Business as usual
Finally, if a company chooses to hedge via LME, its existing relationships within the supply chain will not change. It will still continue to buy or sell its raw material via its usual channels.
A futures contract is simply a financial tool that operates alongside the existing physical purchase or sale arrangements, to offset adverse price movements in the future.
The delivery element of any LME contract plays a crucial role in creating convergence between the future and the physical price. In fact, in the case of metals, less than 1 percent of all contracts actually result in delivery, with the majority being financially settled.
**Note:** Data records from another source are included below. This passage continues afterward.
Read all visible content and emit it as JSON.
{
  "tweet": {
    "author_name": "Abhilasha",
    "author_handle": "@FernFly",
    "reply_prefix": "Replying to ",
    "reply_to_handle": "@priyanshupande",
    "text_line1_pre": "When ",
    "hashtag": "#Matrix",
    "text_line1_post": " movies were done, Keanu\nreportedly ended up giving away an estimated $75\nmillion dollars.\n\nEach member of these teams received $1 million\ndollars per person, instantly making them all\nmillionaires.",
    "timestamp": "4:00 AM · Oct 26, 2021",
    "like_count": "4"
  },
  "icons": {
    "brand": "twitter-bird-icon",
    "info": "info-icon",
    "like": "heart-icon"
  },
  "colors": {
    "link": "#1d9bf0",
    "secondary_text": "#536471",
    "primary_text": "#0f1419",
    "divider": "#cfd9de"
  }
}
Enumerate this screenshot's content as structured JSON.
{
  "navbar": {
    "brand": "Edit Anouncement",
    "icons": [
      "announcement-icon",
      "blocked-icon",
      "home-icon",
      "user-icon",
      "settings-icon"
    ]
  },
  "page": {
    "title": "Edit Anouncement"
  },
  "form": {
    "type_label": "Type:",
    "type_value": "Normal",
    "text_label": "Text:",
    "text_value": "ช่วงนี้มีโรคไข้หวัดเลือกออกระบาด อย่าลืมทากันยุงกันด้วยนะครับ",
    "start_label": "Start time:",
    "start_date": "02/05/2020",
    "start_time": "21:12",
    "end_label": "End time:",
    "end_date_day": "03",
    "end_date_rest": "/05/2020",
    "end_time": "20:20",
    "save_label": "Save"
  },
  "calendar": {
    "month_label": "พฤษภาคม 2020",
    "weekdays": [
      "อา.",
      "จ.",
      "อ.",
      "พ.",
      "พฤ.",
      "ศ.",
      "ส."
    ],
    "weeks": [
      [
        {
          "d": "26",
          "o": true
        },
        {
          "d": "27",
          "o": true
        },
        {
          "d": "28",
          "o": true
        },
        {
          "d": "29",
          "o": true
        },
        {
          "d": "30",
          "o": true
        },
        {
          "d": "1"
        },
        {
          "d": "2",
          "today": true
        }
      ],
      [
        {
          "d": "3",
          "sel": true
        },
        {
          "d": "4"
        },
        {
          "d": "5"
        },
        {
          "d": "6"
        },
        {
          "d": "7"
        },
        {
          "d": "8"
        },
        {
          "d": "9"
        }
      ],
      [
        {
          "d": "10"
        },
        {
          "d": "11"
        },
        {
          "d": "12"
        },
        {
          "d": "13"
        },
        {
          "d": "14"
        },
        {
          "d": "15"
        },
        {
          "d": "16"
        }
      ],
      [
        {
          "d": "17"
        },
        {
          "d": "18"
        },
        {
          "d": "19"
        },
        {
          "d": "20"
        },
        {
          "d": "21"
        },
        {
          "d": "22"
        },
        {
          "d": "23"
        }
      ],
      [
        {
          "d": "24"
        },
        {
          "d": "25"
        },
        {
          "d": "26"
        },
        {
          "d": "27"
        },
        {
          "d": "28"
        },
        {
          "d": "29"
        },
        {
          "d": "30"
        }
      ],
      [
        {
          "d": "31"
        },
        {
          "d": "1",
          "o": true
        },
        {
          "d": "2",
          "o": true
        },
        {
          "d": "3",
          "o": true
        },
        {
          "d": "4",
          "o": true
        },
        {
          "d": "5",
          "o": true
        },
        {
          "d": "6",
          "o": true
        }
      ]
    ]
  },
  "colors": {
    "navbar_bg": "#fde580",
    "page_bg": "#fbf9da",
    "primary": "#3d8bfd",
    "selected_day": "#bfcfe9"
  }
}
The vast majority of deliveries are undertaken by merchants and traders that are able to source or place the benchmark grades used on LME.
From May 27, members of the plastics supply chain will have an effective mechanism with which to manage raw material price risk, and will therefore be able to forecast their budgets more reliably.
LME will publish daily reference and closing prices and official monthly settlement prices that are discovered in a highly transparent and well-regulated environment, providing industry with a credible global price for the very first time.
LME looks forward to a new era trading in plastics, built on the foundations of 128 years providing risk-management tools to the nonferrous metals industry.
For more information, visit www.lme.com.
Neil Banks is strategy director for the London Metal Exchange.